JF Ptak Science Books Quick Post The History of Lines series
The public baths of Caracalla served Romans for about 400 years--the complex was complex, and massive. I've long liked this architectural plan of the place--it is necessarily neat and orderly, and fits a lot of data and detail on a 11x8" sheet of paper while at the same time still having a lot of white breathable space on the page. Here's a sample of the detail, which in real life is less than one square inch:
And the full engraved sheet (printed in 1820 for Rees' Dictionary):
The following quote is from the great work by Rodolfo Lanciani, Ancient Rome in the Light of Recent Discoveries, Boston/New York, Houghton, Miflin & Company, 1898, pp 91-2, on the Caracalla baths (http://penelope.uchicago.edu/Thayer/E/Gazetteer/Places/Europe/Italy/Lazio/Roma/Rome/_Texts/Lanciani/LANARD/4*.html):

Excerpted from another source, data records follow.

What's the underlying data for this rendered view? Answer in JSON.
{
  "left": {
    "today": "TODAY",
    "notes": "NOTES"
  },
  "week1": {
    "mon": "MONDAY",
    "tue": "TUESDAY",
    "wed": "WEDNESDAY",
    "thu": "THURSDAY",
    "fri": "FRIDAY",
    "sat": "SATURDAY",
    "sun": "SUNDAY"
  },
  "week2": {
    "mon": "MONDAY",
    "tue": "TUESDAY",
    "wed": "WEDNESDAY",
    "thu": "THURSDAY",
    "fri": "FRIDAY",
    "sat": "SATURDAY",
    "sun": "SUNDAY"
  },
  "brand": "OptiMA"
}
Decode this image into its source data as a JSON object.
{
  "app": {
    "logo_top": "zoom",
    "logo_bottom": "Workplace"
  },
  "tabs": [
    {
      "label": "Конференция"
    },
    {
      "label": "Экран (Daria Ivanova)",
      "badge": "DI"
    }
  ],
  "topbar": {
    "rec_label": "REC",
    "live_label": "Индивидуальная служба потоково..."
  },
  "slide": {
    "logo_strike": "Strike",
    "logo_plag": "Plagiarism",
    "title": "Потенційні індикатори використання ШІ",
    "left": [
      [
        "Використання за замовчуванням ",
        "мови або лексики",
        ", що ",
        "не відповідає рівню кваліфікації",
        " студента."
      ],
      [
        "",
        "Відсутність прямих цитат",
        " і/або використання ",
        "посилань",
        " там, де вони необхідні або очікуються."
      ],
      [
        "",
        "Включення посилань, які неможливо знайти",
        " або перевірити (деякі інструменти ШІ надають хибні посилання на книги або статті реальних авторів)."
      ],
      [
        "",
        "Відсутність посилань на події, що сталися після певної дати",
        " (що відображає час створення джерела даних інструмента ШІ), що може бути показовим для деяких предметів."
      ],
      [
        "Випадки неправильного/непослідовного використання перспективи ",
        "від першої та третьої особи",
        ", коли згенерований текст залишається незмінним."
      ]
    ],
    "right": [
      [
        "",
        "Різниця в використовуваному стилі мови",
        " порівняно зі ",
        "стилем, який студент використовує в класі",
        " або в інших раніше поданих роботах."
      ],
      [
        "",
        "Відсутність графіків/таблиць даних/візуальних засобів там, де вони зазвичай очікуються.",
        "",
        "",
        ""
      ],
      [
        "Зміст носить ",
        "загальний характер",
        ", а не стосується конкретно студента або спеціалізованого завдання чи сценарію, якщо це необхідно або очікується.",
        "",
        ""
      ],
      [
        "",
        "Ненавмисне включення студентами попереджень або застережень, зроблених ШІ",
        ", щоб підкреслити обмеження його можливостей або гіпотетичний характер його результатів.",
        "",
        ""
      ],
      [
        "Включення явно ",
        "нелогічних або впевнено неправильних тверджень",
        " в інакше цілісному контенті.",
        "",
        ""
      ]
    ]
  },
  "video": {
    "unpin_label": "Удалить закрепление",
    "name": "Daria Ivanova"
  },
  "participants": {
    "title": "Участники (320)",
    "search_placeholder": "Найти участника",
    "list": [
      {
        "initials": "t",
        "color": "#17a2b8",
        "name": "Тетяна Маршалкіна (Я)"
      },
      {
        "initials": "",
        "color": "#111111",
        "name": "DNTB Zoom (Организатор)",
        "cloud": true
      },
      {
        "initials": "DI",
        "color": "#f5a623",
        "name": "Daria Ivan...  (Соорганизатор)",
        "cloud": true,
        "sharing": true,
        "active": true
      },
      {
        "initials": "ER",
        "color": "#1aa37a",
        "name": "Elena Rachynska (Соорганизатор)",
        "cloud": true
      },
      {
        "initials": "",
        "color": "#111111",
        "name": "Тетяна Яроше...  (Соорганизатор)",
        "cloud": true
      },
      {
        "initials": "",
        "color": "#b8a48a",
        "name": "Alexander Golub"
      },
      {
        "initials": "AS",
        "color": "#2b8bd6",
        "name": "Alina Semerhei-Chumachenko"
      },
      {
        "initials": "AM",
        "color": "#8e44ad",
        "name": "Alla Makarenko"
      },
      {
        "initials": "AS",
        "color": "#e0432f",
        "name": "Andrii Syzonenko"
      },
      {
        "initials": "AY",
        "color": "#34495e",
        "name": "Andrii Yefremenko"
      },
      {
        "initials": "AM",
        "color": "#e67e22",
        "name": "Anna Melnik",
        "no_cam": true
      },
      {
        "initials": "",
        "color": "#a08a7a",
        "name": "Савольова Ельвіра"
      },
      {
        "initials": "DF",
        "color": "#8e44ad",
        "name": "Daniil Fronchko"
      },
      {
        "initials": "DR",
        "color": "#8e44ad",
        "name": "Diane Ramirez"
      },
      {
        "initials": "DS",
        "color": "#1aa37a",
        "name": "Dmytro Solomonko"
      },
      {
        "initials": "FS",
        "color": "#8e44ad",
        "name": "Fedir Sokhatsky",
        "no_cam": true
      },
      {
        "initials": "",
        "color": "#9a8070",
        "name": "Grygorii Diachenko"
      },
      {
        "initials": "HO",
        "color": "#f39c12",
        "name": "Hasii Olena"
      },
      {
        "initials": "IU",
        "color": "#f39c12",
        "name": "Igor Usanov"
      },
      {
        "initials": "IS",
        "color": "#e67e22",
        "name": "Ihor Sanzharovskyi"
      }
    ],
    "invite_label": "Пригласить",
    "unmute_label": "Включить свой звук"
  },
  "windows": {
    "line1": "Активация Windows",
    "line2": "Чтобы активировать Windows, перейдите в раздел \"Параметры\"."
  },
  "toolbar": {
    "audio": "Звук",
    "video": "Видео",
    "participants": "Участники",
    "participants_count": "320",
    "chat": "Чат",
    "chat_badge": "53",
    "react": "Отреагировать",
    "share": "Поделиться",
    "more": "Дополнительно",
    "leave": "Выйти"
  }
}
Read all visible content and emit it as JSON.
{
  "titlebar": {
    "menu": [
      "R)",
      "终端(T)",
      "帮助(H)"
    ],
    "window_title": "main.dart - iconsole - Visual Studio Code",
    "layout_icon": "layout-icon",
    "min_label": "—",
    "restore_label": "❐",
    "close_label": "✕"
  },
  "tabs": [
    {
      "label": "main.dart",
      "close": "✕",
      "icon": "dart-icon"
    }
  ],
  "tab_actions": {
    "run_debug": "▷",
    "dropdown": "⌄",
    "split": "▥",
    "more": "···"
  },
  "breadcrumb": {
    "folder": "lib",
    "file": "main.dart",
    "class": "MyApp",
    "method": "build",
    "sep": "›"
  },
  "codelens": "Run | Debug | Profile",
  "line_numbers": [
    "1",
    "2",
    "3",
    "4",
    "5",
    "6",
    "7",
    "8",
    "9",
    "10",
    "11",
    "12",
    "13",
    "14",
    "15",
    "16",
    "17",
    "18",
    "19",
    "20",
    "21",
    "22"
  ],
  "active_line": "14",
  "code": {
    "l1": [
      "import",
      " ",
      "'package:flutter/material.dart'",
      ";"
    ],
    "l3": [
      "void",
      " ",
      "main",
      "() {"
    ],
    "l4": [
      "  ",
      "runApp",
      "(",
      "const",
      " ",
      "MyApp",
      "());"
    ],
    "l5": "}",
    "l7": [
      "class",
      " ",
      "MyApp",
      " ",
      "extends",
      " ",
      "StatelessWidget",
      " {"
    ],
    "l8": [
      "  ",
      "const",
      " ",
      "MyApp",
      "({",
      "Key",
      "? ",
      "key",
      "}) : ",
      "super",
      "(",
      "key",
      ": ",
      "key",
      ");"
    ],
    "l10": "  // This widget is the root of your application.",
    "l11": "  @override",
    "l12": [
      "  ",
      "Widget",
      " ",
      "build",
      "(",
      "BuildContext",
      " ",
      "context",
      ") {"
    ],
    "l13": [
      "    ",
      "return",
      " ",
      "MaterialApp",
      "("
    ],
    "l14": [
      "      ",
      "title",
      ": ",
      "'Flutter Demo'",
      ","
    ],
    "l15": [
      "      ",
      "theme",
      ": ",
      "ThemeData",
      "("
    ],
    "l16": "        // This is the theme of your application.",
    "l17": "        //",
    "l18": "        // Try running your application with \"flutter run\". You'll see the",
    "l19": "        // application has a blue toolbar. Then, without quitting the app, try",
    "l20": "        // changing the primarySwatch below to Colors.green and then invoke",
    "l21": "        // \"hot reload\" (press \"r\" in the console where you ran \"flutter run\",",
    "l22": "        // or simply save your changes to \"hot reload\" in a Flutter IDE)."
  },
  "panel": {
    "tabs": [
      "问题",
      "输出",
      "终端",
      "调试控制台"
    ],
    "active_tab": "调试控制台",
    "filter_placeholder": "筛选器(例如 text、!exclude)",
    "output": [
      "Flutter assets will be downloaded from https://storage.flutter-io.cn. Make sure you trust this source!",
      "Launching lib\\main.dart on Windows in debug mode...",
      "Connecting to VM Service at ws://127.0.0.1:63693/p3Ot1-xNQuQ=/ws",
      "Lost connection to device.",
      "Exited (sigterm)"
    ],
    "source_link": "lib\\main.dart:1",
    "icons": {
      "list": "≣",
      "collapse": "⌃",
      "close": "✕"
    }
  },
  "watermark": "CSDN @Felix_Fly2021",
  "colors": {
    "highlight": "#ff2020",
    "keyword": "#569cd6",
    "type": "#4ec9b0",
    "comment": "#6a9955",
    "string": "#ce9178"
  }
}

"Next to forums I must speak of the baths as places of public resort. At the end of the third century after Christ, Rome numbered 11 large public thermae, and 926 smaller ones conducted under private enterprise. The baths of Caracalla alone could accommodate, at one time, 1,600 people; the baths of Diocletian, 3,600. Taking 1,500 as the average accommodation of each of the public thermae, and 50 as that of each of the private baths, we learn that in ancient Rome, at any minute, 62,800 citizens could restore their strength in baths of every nature and description; and this, without bringing into the calculation the Tiber, the Anio, the Lake of Agrippa, and the bathing accommodations with which every Roman house was abundantly furnished..."